What is a thyroidectomy?
The thyroid is a butterfly shaped gland overlying the voice box and the windpipe. Adjacent to the thyroid are the parathyroid glands which control the body's calcium and the recurrent laryngeal nerves that control the voice box muscles. The thyroid is removed while preserving the recurrent laryngeal nerves and the parathyroids.
The surgery is performed under general anesthesia and usually takes one hour for a thyroid lobectomy (removing one half of the thyroid gland) and one and a half hours for a total thyroidectomy.
Minimally invasive video assisted thyroidectomy:
Conventional open thyroidectomies result in neck scars 6-8 cm long.

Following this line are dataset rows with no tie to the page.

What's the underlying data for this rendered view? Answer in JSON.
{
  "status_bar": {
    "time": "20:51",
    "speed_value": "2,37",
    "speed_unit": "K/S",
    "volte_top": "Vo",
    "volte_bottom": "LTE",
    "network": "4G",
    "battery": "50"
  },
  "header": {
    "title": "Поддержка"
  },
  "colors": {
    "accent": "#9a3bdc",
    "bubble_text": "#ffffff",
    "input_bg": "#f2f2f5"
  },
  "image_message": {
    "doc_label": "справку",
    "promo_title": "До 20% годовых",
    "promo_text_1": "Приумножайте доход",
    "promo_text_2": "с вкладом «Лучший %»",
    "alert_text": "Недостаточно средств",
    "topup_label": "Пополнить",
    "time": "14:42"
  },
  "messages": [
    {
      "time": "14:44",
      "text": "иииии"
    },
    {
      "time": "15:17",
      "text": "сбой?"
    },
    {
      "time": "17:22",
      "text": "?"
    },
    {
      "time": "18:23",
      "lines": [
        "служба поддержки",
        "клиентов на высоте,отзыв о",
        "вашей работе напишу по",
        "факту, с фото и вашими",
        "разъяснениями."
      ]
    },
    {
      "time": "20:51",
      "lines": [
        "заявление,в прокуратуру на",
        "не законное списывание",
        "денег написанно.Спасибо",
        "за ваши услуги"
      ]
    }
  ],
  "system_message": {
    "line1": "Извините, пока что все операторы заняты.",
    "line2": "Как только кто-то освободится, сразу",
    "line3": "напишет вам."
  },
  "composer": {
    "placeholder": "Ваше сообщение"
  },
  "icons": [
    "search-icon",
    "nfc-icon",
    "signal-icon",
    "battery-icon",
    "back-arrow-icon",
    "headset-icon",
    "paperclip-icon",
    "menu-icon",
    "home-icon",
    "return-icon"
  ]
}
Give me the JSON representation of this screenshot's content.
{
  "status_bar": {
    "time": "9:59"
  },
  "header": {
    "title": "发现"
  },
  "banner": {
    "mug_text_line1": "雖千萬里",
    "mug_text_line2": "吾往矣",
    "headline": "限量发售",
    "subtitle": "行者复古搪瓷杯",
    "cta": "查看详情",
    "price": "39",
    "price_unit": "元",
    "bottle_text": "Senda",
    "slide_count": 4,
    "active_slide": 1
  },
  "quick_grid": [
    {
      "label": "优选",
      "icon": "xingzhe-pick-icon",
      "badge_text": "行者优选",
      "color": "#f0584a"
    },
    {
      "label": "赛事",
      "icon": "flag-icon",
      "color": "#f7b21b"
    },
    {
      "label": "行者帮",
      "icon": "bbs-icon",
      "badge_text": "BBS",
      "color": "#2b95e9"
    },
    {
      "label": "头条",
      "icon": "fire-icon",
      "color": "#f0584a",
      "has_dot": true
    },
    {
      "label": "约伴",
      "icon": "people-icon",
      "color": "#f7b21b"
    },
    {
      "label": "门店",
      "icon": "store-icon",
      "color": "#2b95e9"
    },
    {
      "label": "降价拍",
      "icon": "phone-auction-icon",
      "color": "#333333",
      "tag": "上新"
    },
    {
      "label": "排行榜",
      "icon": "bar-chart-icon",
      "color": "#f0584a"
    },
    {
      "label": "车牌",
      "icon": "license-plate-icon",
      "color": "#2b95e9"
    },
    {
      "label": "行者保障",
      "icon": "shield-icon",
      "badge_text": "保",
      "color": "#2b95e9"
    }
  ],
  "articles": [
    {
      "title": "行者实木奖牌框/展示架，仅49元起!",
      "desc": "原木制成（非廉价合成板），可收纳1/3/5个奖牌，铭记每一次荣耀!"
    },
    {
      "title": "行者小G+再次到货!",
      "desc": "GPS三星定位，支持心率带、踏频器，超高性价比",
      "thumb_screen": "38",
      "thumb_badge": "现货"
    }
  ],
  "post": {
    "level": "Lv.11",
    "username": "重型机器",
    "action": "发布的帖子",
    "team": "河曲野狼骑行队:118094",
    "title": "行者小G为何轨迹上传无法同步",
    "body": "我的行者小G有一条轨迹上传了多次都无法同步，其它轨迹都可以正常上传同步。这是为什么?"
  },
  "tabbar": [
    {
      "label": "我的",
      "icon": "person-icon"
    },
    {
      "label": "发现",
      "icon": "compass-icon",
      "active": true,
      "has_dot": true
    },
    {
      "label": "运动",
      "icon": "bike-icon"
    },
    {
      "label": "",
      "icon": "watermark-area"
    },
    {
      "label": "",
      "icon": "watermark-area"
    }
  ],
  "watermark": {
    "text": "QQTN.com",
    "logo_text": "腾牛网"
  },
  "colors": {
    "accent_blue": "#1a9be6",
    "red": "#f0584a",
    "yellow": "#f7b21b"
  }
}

At Loma Linda University Medical Center, head and neck surgeons Alfred Simental, MD, and Paul Kim, MD, perform video assisted minimally invasive thyroidectomies with incisions as small as 2.0 cm.
With the assistance of magnified endoscopic cameras, dissection through mini incisions is safe, allowing early identification of the recurrent laryngeal nerve, blood vessels and parathyroids. The thyroid is dissected away from the neck blood vessels using an ultrasonic scalpel and other commonly used laparoscopic instruments.
Most patients tolerate the procedure well with minimal blood loss that allows the patient to go home the next day.